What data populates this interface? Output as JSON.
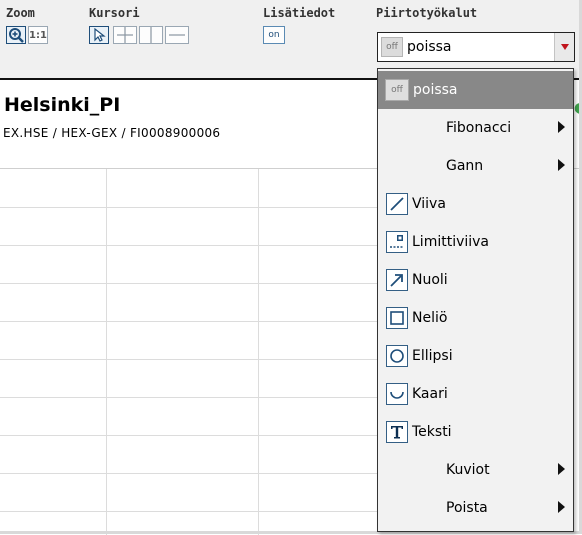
{
  "toolbar": {
    "zoom_label": "Zoom",
    "cursor_label": "Kursori",
    "info_label": "Lisätiedot",
    "drawing_label": "Piirtotyökalut",
    "zoom_reset": "1:1",
    "info_toggle": "on",
    "combo_badge": "off",
    "combo_value": "poissa"
  },
  "instrument": {
    "title": "Helsinki_PI",
    "path": "EX.HSE  /  HEX-GEX  /  FI0008900006"
  },
  "menu": {
    "items": [
      {
        "label": "poissa",
        "badge": "off",
        "highlighted": true
      },
      {
        "label": "Fibonacci",
        "submenu": true
      },
      {
        "label": "Gann",
        "submenu": true
      },
      {
        "label": "Viiva",
        "icon": "line-icon"
      },
      {
        "label": "Limittiviiva",
        "icon": "offset-line-icon"
      },
      {
        "label": "Nuoli",
        "icon": "arrow-icon"
      },
      {
        "label": "Neliö",
        "icon": "square-icon"
      },
      {
        "label": "Ellipsi",
        "icon": "ellipse-icon"
      },
      {
        "label": "Kaari",
        "icon": "arc-icon"
      },
      {
        "label": "Teksti",
        "icon": "text-icon"
      },
      {
        "label": "Kuviot",
        "submenu": true
      },
      {
        "label": "Poista",
        "submenu": true
      }
    ]
  },
  "colors": {
    "highlight": "#888888",
    "button_border": "#5a8ab3",
    "combo_arrow": "#c0141c"
  }
}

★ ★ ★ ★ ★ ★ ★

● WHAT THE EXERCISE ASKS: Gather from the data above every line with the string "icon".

● RESPONSE FOR THIS EXERCISE:
        "icon": "line-icon"
        "icon": "offset-line-icon"
        "icon": "arrow-icon"
        "icon": "square-icon"
        "icon": "ellipse-icon"
        "icon": "arc-icon"
        "icon": "text-icon"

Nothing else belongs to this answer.